Slaughter and May has suspended partner pay for an unspecified period following a similar move by Freshfields Bruckhaus Deringer to suspend its latest quarterly partner distribution. Both firms have stopped recruitment. The first of the magic circle to take action, Allen & Overy, announced a cash call at the end of March, requesting partners to contribute capital to the business.
Taking a long view, Clifford Chance cancelled its partner conference in Berlin that was due to be held at the end of June. Details of its cash preservation measures have not yet been made public. Elsewhere, a similar picture emerges. As examples, Herbert Smith Freehills is reducing partner profit distributions although bonuses for the 2019/20 financial year will be paid – 50% in July and 50% by the end of the year. Meanwhile Norton Rose Fulbright staff have seen their working week reduce by 20% and their pay cut to 80% of base salary.
The bottom line is that partners everywhere are temporarily going without pay or bonuses, allowing cash to be retained in the business. To make predictions of how things may look in three, six, or twelve months from now is brave; some might say foolish. But that is the job of economists. Although banks like J.P. Morgan and Goldman Sachs predict a strong economic recovery in the second half of 2020, others are more bearish.
A consensus exists that as GDP in the major economies declines by staggering amounts in the first half of 2020, insolvencies and unemployment will rise sharply in the second half. The only question is by how much. An extraordinary 16 million Americans have already filed for unemployment. A doubling of the UK unemployment total towards the 8% mark is widely predicted.
But some economists are making stark predictions that the figure will be even higher. At least six million people (18%) could find themselves unemployed in Britain – more than during the Great Depression of 1929-32 – according to economist David Blanchflower, a former senior Bank of England official during the GFC.
What then are the Cassandras saying about law firms? So far, the response has been muted. Despite the hiring freezes, cash calls and widespread furloughing of non-fee earners, no big law firms have axed any lawyers. At least not yet. A wait-and-see attitude prevails. Commentators are therefore holding fire until concrete evidence emerges to suggest that the impact is more than temporary.
One man who has put his head above the parapet is Tony Williams, principal of Jomati Consultants and former managing partner of both Andersen Legal and Clifford Chance. He argues that the impact of COVID-19 on law firms will be very different when compared to the GFC. ‘There is no shortage of liquidity with the risk of the whole economy grinding to a halt. A lot of transactional work will, of course, be on hold, but legal practice on this occasion is significantly better off than other parts of the economy,’ he said in a recent interview. ‘Work is still taking place and lawyers are working from home reasonably well. Once there is a floor to the market, you get the sense that hedge funds and country funds will see a buying opportunity and corporate deals will start up again.’

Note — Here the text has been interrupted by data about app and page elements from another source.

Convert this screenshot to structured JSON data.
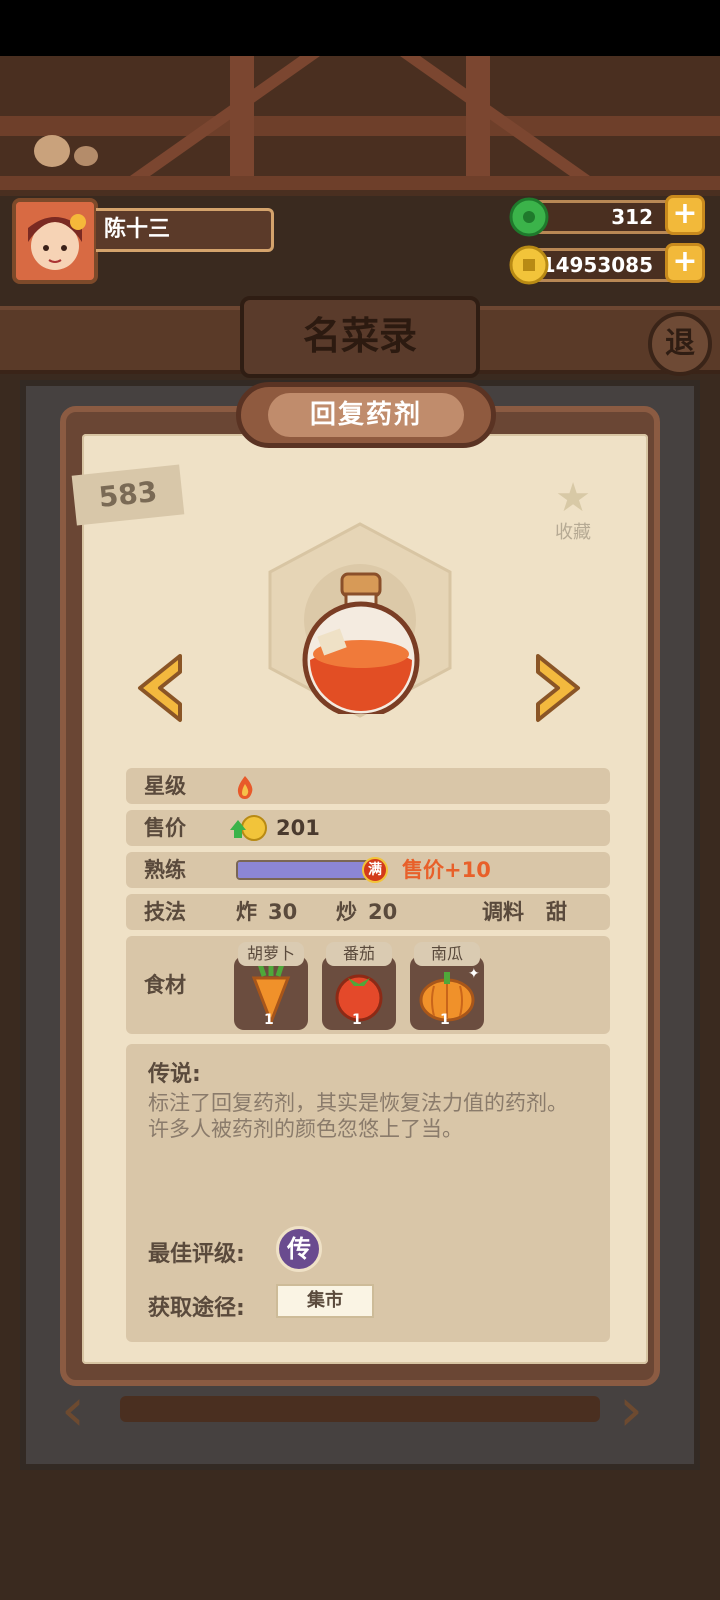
{
  "player": {
    "name": "陈十三"
  },
  "currencies": {
    "jade": "312",
    "coins": "14953085",
    "add_label": "+"
  },
  "page": {
    "title": "名菜录",
    "exit_label": "退"
  },
  "dish": {
    "name": "回复药剂",
    "number": "583",
    "favorite_label": "收藏",
    "stats": {
      "star_label": "星级",
      "price_label": "售价",
      "price_value": "201",
      "proficiency_label": "熟练",
      "proficiency_fraction": 1.0,
      "proficiency_badge": "满",
      "proficiency_bonus": "售价+10",
      "technique_label": "技法",
      "fry_label": "炸",
      "fry_value": "30",
      "stirfry_label": "炒",
      "stirfry_value": "20",
      "seasoning_label": "调料",
      "seasoning_value": "甜"
    },
    "ingredients_label": "食材",
    "ingredients": [
      {
        "name": "胡萝卜",
        "count": "1",
        "icon": "carrot-icon"
      },
      {
        "name": "番茄",
        "count": "1",
        "icon": "tomato-icon"
      },
      {
        "name": "南瓜",
        "count": "1",
        "icon": "pumpkin-icon"
      }
    ],
    "legend_title": "传说:",
    "legend_text": "标注了回复药剂，其实是恢复法力值的药剂。许多人被药剂的颜色忽悠上了当。",
    "best_rating_label": "最佳评级:",
    "best_rating_value": "传",
    "source_label": "获取途径:",
    "source_value": "集市"
  },
  "colors": {
    "accent": "#e8602a",
    "progress": "#8c86d6",
    "rating": "#6a4b8f"
  }
}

For UK firms which are nearing their financial year-ends, he argues, the timing could be a lot worse. ‘They might not end with a flourish, but I don’t think it will have a major impact on revenue – a few percentage points, not 20%. So they have a bit of breathing space as they should be fairly cash rich. That may not be the case for the US firms, which have calendar year-ends.’
Williams is therefore as sanguine about the outlook for law firms as Blanchflower is despondent about the impact on wider employment. Which of them is proved right remains to be seen.
Dominic Carman, journalist, writer and legal commentator. www.dominiccarman.com